[WORK ORDER] Return, word for word, the lines running from the one that contains "Transcribe this image's" to the final line of the listing below.

[INFORMATION SHOWN]

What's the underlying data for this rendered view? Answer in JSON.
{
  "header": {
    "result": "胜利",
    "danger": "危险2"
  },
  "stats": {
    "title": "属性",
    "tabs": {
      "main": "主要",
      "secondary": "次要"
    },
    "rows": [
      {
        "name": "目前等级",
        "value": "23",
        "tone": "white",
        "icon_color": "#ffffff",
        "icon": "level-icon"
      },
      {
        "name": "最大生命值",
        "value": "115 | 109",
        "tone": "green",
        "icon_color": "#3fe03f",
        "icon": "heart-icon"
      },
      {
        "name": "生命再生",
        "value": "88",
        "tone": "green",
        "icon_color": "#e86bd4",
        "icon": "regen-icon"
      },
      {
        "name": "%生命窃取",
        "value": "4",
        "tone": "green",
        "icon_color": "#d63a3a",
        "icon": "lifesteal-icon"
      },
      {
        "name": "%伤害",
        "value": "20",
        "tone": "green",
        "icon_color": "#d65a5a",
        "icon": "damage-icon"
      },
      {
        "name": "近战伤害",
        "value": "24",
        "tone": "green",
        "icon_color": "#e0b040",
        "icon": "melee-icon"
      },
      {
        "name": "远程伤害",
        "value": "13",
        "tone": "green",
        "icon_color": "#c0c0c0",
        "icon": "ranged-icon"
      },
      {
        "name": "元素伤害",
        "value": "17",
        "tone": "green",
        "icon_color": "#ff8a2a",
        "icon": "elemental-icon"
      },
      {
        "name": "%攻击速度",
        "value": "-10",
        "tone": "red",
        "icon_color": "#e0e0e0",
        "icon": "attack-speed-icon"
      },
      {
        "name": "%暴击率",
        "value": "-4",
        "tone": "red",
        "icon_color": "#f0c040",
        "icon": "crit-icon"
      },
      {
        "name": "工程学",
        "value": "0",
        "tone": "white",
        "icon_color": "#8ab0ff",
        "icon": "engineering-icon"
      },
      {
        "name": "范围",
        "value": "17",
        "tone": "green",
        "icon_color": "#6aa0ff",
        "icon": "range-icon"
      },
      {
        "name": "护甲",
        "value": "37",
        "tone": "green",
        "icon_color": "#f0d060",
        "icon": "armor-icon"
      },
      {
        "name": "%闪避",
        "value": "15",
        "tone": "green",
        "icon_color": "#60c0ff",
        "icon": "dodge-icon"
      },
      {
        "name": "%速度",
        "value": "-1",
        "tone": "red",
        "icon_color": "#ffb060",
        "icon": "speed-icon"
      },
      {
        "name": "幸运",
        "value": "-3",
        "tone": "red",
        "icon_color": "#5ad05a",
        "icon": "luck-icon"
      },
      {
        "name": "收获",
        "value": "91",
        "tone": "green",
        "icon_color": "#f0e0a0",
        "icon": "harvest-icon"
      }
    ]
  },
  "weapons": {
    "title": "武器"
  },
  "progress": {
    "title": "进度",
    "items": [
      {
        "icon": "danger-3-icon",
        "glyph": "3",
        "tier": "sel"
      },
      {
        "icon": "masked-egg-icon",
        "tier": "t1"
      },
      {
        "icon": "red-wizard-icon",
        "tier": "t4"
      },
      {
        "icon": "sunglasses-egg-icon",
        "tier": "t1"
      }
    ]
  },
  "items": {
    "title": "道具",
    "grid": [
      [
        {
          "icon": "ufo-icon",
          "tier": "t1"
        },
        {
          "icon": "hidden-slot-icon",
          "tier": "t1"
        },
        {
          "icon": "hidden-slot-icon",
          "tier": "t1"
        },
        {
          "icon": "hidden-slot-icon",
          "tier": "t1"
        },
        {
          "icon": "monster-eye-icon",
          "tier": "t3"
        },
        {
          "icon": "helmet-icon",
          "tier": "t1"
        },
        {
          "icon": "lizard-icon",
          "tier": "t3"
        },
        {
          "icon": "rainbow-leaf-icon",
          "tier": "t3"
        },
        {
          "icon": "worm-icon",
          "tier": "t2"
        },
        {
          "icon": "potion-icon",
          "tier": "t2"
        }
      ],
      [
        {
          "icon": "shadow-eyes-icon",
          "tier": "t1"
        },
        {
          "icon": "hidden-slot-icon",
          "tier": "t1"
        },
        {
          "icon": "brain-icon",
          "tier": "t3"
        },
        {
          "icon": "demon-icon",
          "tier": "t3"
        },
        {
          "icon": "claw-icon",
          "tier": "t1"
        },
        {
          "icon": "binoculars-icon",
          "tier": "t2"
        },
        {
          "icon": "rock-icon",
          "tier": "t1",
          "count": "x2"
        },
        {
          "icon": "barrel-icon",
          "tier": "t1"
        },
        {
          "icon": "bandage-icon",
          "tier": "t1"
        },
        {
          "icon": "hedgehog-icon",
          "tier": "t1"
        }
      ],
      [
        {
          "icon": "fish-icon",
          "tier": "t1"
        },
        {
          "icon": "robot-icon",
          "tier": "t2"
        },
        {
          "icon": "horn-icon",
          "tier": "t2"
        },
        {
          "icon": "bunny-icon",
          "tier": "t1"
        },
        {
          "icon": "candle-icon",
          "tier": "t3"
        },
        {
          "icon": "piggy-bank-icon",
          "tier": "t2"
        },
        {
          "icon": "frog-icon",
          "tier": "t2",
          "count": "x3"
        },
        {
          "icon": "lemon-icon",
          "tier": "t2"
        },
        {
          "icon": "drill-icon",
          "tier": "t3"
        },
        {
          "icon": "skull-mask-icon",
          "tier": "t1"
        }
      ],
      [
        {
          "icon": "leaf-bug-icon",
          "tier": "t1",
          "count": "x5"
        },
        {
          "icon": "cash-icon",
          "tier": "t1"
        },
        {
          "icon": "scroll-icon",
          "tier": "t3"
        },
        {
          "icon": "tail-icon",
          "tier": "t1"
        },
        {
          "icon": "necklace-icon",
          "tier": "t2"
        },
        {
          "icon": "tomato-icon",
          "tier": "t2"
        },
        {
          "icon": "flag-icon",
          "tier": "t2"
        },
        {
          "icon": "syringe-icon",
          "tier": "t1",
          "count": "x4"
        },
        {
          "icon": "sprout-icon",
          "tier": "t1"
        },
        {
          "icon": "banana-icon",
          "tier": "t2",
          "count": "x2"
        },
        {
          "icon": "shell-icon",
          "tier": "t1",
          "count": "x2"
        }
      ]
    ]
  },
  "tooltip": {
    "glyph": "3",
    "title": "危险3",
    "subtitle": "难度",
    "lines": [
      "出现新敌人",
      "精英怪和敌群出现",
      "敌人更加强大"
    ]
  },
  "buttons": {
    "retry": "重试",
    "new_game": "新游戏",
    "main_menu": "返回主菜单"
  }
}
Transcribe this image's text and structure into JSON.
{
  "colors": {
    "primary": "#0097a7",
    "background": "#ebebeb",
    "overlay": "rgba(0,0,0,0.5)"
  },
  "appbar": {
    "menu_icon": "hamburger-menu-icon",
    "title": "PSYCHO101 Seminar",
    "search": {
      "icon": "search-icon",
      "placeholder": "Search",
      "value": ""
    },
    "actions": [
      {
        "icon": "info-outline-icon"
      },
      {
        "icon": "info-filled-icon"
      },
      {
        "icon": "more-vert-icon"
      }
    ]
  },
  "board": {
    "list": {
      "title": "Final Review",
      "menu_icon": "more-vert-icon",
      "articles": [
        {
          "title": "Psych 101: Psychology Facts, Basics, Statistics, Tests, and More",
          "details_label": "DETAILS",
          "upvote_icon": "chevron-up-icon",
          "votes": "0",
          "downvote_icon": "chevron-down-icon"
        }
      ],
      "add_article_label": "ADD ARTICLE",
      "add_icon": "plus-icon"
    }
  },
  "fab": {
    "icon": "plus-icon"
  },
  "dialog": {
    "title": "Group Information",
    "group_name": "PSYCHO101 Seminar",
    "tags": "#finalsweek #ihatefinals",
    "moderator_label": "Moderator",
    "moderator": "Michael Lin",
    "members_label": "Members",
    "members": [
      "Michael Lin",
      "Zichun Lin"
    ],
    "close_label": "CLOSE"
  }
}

[YOUR RESPONSE]
Transcribe this image's text and structure into JSON.
{
  "colors": {
    "primary": "#0097a7",
    "background": "#ebebeb",
    "overlay": "rgba(0,0,0,0.5)"
  },
  "appbar": {
    "menu_icon": "hamburger-menu-icon",
    "title": "PSYCHO101 Seminar",
    "search": {
      "icon": "search-icon",
      "placeholder": "Search",
      "value": ""
    },
    "actions": [
      {
        "icon": "info-outline-icon"
      },
      {
        "icon": "info-filled-icon"
      },
      {
        "icon": "more-vert-icon"
      }
    ]
  },
  "board": {
    "list": {
      "title": "Final Review",
      "menu_icon": "more-vert-icon",
      "articles": [
        {
          "title": "Psych 101: Psychology Facts, Basics, Statistics, Tests, and More",
          "details_label": "DETAILS",
          "upvote_icon": "chevron-up-icon",
          "votes": "0",
          "downvote_icon": "chevron-down-icon"
        }
      ],
      "add_article_label": "ADD ARTICLE",
      "add_icon": "plus-icon"
    }
  },
  "fab": {
    "icon": "plus-icon"
  },
  "dialog": {
    "title": "Group Information",
    "group_name": "PSYCHO101 Seminar",
    "tags": "#finalsweek #ihatefinals",
    "moderator_label": "Moderator",
    "moderator": "Michael Lin",
    "members_label": "Members",
    "members": [
      "Michael Lin",
      "Zichun Lin"
    ],
    "close_label": "CLOSE"
  }
}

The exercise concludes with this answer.